Charged with taking a team from the bottom of the 4th Division to the top of the (then) First Division, you were responsible for selecting your team, buying and selling players, dealing with injuries and making crucial tactical substitutions during matches.
Like all good games, Football Manager was incredibly simple to get into but had a massive amount of depth and was incredibly immersive. A friend and I played it for hours at a time, often bickering over what our line-up should be or when we should make a substitution. It could also be a surprisingly tense affair as you clung on to a slender lead in the dying minutes of a match, hoping to get that result you needed.
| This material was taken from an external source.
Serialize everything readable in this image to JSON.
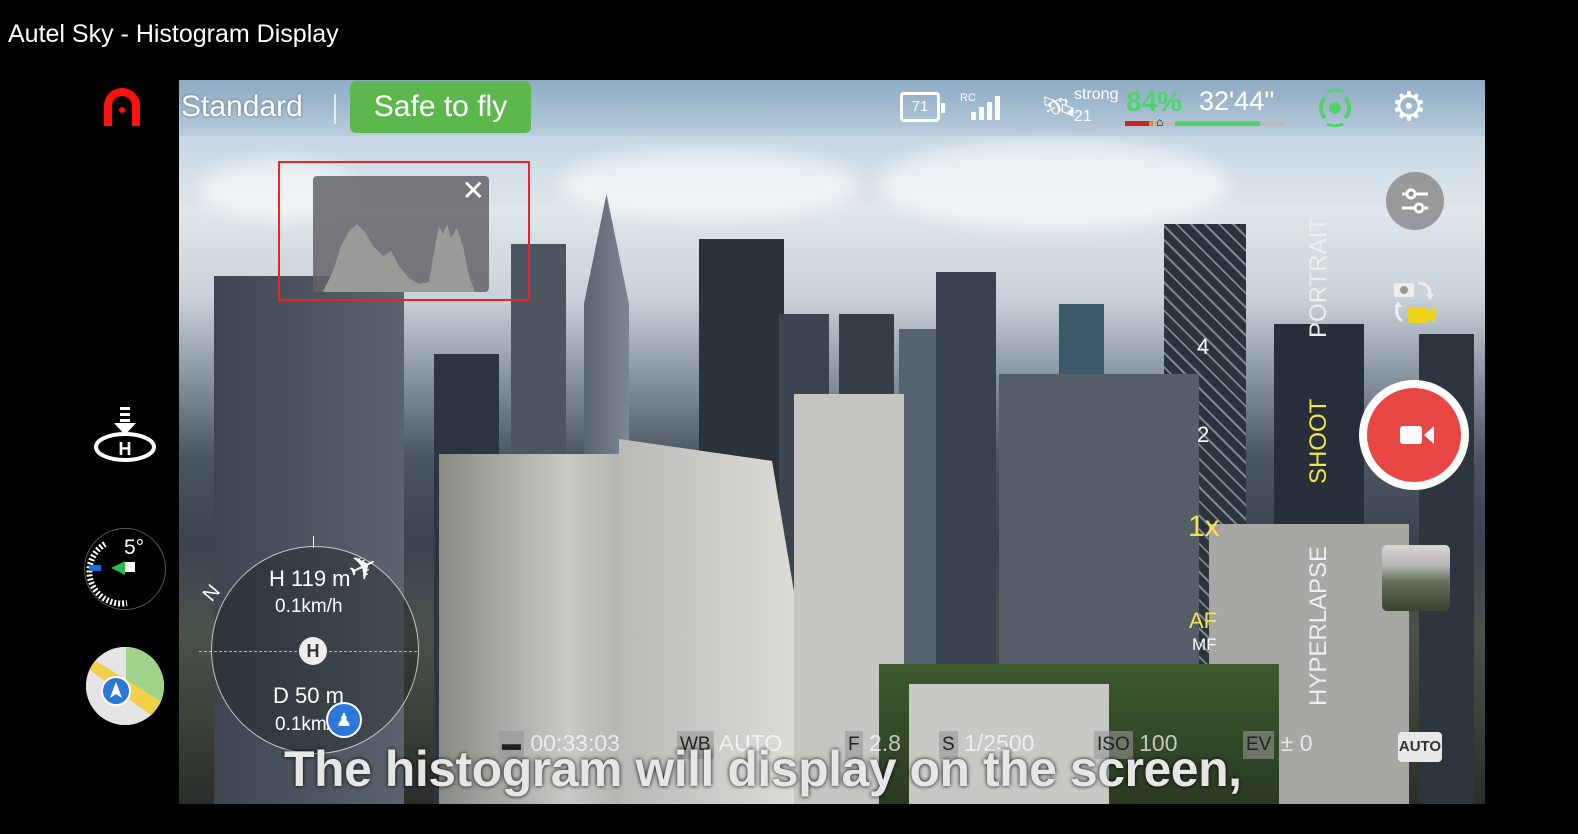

It’s testament to how fun and accessible Football Manager was that I’ve never enjoyed any other football management game because nothing else ever successfully combine the same accessibility, depth and addictiveness of this original title.
Kevin Toms has already revisited the Football Manager game with his Kevin Toms’ Football on iOS devices and is currently rewriting his original game for new platforms. I never thought I’d say this about a football management game, but this makes me very excited.
4. Forbidden Forest
What’s not to like against a game that has you as a lone archer killing fearsome monsters with just a bow and arrow?
Forbidden Forest is one of the most atmospheric games I have ever played, the chunky graphics, brilliant music and imaginative monsters all blending to create a game that arguably offered the first cinematic game experience.
Who cares if it was a bit easy to complete? It was so much fun that you’d keep coming back to it even when you could beat it with your eyes shut.
A later, more ambitious sequel couldn’t even come close to the near perfection of Forbidden Forest.
This is a bit of a leftfield choice and not a game that would appear on many people’s Top 10s! As the name suggests, it’s a Galaxian style game featuring alien invaders that have disguised themselves as birds. Thrown together by the sickeningly talent Sensible Software when they had a few spare minutes, it was released as a budget title by Firebird, but is actually one of my favourite versions of Galaxians.
Your mission is to clear waves of mutant birds over the course of 100 screens in order to save the world from a feathery fate. Featuring pretty basic basic (but wonderfully quirky) graphics and standard sound effects, Galax-i-Birds is never going to win any awards for presentation or originality. However, it was a real blast (in every sense of the word) and massive fun to play so for that reason earns place in my top 10 (I did warn you I had eclectic taste!)
What do you think so far? Agree? Disagree? Couldn’t care less? Want to scream “But what about Game X?” at your laptop screen? Post your comments below (and don’t forget to come back later in the week for Part 2).